    Since Page hasn’t signed his “tender”, he can’t work with the team. He signed late last year, too (May 29th). They could be working on a longer-term deal. He’s coming off an injury…so he’s probably not real eager to sign another one-year deal. My guess is, it’s all no big deal and he’ll probably be there soon.

  • May 17, 2010  - Mad Chief says:

    el cid,

    Ha! I thought of you when I read they signed another TE. I just knew it would make your day.

  • May 17, 2010  - Dean in Columbia says:


    Articles like that keep me coming back to this site. Can’t get that kind of clear explanation and history from the hairdo’s on ESPN or NFLN.

    Great work.

  • May 17, 2010  - bigvess says:

    In other words this offense will be very conservative. The old Martyball Joe Pendry run,run,pass, not impressed at all. But will give it a chance.

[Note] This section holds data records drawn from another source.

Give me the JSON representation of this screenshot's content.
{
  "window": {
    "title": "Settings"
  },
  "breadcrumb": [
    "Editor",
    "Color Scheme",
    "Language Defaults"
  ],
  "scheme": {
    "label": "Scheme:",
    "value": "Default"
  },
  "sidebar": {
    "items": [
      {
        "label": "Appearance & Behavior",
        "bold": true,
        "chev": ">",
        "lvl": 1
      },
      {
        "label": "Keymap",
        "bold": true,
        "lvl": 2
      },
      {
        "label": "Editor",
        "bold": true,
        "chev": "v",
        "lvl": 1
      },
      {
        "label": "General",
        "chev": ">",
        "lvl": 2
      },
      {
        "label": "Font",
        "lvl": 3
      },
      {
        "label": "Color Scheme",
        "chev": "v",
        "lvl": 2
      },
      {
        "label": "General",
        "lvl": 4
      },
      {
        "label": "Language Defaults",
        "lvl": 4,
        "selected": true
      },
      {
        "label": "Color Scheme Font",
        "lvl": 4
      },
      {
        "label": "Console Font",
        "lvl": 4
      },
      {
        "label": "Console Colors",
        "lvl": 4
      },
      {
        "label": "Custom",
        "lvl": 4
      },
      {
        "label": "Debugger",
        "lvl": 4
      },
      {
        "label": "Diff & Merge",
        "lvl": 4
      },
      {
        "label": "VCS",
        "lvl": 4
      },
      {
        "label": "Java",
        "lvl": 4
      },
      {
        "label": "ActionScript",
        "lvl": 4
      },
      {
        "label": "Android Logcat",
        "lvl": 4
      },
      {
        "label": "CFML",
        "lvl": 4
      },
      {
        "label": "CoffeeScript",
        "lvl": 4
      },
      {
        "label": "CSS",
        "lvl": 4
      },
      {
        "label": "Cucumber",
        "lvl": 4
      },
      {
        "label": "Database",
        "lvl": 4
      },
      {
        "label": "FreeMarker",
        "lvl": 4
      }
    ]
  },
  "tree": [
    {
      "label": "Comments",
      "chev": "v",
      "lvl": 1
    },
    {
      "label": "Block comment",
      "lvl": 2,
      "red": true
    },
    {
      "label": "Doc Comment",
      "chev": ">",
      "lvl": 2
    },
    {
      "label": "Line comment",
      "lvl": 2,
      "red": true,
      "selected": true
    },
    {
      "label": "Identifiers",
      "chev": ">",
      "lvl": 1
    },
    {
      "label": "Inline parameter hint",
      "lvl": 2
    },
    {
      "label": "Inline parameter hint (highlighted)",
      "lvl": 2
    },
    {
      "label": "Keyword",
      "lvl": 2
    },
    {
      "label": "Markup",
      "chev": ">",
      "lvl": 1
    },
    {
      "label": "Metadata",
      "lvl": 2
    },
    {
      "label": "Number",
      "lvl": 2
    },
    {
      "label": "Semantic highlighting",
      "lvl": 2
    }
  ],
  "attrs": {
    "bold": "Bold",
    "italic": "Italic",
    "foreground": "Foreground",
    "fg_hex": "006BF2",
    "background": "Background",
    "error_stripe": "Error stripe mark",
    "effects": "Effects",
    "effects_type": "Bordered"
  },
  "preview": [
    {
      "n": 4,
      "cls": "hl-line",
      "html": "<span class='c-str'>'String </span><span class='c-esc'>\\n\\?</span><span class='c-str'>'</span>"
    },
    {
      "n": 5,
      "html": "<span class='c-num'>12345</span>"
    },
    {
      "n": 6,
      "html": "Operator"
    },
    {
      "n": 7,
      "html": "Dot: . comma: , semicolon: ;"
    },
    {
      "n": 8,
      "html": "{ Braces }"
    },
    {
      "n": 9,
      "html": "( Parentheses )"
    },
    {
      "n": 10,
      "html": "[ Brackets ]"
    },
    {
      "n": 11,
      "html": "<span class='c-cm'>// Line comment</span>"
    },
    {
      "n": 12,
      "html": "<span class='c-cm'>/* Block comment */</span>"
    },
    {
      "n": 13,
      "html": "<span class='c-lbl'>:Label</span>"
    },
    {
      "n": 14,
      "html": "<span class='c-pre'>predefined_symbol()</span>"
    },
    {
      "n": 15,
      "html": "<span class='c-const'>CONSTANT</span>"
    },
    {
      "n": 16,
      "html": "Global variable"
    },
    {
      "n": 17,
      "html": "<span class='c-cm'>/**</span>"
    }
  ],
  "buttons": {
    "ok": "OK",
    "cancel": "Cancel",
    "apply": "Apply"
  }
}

  • May 17, 2010  - St. Paul 1 says:

    My thought exactly re Martyball! Except I think I’m a little more positive, bigvess. There were a few years when that offense was a bit brutal to watch, but when it was clicking under Steve DeBerg, it was pretty nice.

  • May 17, 2010  - jimbo says:

    Way to early for the critics to be judging the Chiefs offense. None of us have enough information to even begin a intelligent debate on such matters.
    Let’s just revel in the fact that 84 of 85 players are on board & working together. A great start indeed.
    Go Chiefs.

  • May 17, 2010  - el cid says:

    I would take Martyball over anything Herm threw on the field. If Haley has the horses to run it, Martyball is just fine with me. It begs the question of lack of talent on the Oline and how the Chiefs attacked this year’s free agency or draft.

  • May 17, 2010  - Mark says:

    We have Jamaal, DMC, Weiss and Haley. It’s about as anti- Martyball as you can get.
    If anything, we’re going back, thankfully, to Saunders-Ball. Exploit matchups, gameplan for specific opponents.
    No more Herm, Marty uncreative nonsense.

  • May 17, 2010  - Michael says:

    Bingo, TE Banks from Atlanta! I, too, thought of El Cid when I saw that. Actually, I did read somewhere Pioli said TE’s and LB’s are usually the most athletic and versitile players, especially when you’re talking about bigger guys. Many can play multiple positions, and most are usually good special team players. Banks, for example, could play TE,H-back, mayble fullback and special teams. Makes some sense.

    Martyball? I don’t think the Erhardt tree has a branch there.

  • May 17, 2010  - Adam says:

    I’m guessing this is similar to what peyton mannings’ colts run. Four plays: Two pass two run. QB adjusts to what he sees on the field. I’m guessing if two of the best O-Coords’ in the game believe in it. I will at least give it a chance.

  • May 17, 2010  - td says:

    Page probably won’t sign his tender until June 15. Teams can reduce the amount after that date. SOP for FAs.

Leave a Reply


Chiefs Players
College football
Combine 2010
Cup O'Chiefs
Draft 2010
Draft Profiles 2010
Game Coverage
Hall of Fame
Mouth Of Todd
Other News
Practice Update